Lenovo ChromeBook 500e Review: Part 2 - Keyboard, Android Apps, More Ink, & World Camera Problems
OK. So here's part two of the ongoing coverage of the Lenovo 500e ChomeBook.. I opened up the OG post to this review thread with a few lines about the keyboard and typing experience on the 500e. Let me say, the typing experience on the Lenvo 500e is pretty damned good for a device in this price-range. It's no ThinkPad experience. But if you were looking for something that refined, you'd be paying at least a couple more hundred dollars.
The 500e falls a tad short in that it led me to setting my expectations for the keyboard too high. I thought that the keys would feel the same as the lid of the laptop, which has a slight amount of texture to it; just enough for you to not lose your grip. But the keys are slick. Not quite as slick as my HP Envy 13, but slick enough that, for me, it was a problem. Since then, I have added a very small rectangular bit of non-skid to each key (yes, a very time consuming experience that I nibbled at for a number of days). For those who are more mainstream, the slickness of the keys sill most likely not be an issue. I am not a touch-typist, and when keys are too slick, using them shifts to a degree where I have to proof-read while I go, and that cognitive load is too high. Key spacing and size is fine and well within acceptance limits. There is not a ton of travel in the keyboard, but this thing is not in MacBok territory. It takes slightly more deliberate and heavier key strokes to get decent feedback, but I a already a hard typist. If you are not, your mileage may vary.
I have a few different vectors that I am testing Android apps with. Tonight's schtick was about testing native Android apps that have digital ink capability against Google Keep's inking, where I reported that I had experienced some general lag that became exacerbated under specific scenarios. I am very pleased to report that I did not experience any of that lag while working in Android apps. Inking was every bit as robust and quick to respond as if I was working in Microsoft OneNote on a Windows 10 digital ink-enabled laptop. Apps I tested included:
- INKredible Pro
- Lecture Notes
- Microsoft OneNote App

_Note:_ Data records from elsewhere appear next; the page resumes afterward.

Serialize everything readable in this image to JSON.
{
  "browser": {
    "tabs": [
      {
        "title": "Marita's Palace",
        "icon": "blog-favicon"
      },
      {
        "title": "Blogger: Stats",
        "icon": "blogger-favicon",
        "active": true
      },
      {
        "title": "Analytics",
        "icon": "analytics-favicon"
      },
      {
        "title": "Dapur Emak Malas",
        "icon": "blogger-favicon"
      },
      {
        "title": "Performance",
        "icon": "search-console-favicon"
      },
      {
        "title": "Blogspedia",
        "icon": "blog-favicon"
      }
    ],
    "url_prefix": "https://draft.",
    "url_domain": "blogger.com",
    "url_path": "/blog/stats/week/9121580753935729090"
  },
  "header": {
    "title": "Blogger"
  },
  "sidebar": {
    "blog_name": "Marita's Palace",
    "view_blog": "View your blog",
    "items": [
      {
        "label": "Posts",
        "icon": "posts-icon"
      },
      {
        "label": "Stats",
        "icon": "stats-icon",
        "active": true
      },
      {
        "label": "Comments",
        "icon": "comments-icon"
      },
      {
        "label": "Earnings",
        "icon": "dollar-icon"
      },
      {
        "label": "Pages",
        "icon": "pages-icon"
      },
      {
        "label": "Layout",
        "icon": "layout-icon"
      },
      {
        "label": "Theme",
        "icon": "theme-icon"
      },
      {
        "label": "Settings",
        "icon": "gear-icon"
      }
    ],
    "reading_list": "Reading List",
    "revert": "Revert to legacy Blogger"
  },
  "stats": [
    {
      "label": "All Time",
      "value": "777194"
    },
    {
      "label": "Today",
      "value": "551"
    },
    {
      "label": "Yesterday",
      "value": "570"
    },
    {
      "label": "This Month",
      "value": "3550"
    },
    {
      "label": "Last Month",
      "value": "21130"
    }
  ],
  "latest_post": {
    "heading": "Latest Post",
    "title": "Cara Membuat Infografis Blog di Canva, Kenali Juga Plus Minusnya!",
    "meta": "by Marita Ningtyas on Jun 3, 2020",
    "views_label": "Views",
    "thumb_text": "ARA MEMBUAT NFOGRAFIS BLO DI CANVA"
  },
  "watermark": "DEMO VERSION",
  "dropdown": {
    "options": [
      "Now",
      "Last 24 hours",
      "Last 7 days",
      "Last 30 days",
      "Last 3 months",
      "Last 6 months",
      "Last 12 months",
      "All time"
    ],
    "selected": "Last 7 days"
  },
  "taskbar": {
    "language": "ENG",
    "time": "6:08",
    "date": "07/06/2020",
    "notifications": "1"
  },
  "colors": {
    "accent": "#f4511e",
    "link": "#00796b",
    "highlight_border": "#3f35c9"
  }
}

I experienced some other wonkiness in OneNote, but that was not lag in the inking mechanism. It did seem that OneNote as picking up on multiple ink strokes as a gesture to lay down a text box. I was not able to solve that problem, but I was testing for ink lag, and I did not see any when I was able to fly the pen for a long enough period of time within OneNote.
Overall, the Android Apps on Chrome experience on the 500e has been absolutely superb. It's an incredibly enabling and powerful capability that allows you to surmount a lot of problems that you may not have been able to work around on Chrome before. I should also mention that I spent a coupe of hours playing rounds of Great Little War Game on the 500e on a couple of plane trips. Again, it performed perfectly and was well up to the task as far as performance goes. Having a little mini gaming device embedded in a light-weight productivity machine is an extreme plus. In addition to that everything has worked that I needed to for other entertainment. ComiXology downloads comics just fine, as do NetFlix and Amazon Prime Video.
An interested party on Twitter reached out to me and asked if I had experienced any issues with the camera, specifically the World Camera. The World Cam is a 5MP webcam that is slung underneath the center of the hinge and sits just above the keyboard deck. Al asked me if I had seen any issues with the World Cam while the Google Keep app was up. Truth be told, I experienced all sorts of issues with that camera, whether Google Keep was up or not. It appears that when the 500e is rotated to tablet mode, the World Cam loses its ability to auto-focus. Images appeared better and it looked like auto-focus was working properly if I put something in front of the World Cam and the laptop was in the normal laptop mode. While transitioning the Chromebook from normal to tablet mode with the Camera app on, as soon as the screen broke the plane and flipped the screen to tablet mode, the camera image went to an unfocused blob. I also tested with 6 highly rated Android camera apps, all with the same results. In all of these cases, the embedded 720 webcam worked just fine.
One of the key elements marketed with this device is the ability to use the World Camera in a host of daily classroom situations. If there is a major flaw in the camera hardware or its associated software, that renders a lot of that of that capability inert, then it could easily be over the showstopper threshold for a lot of consumers. More to follow.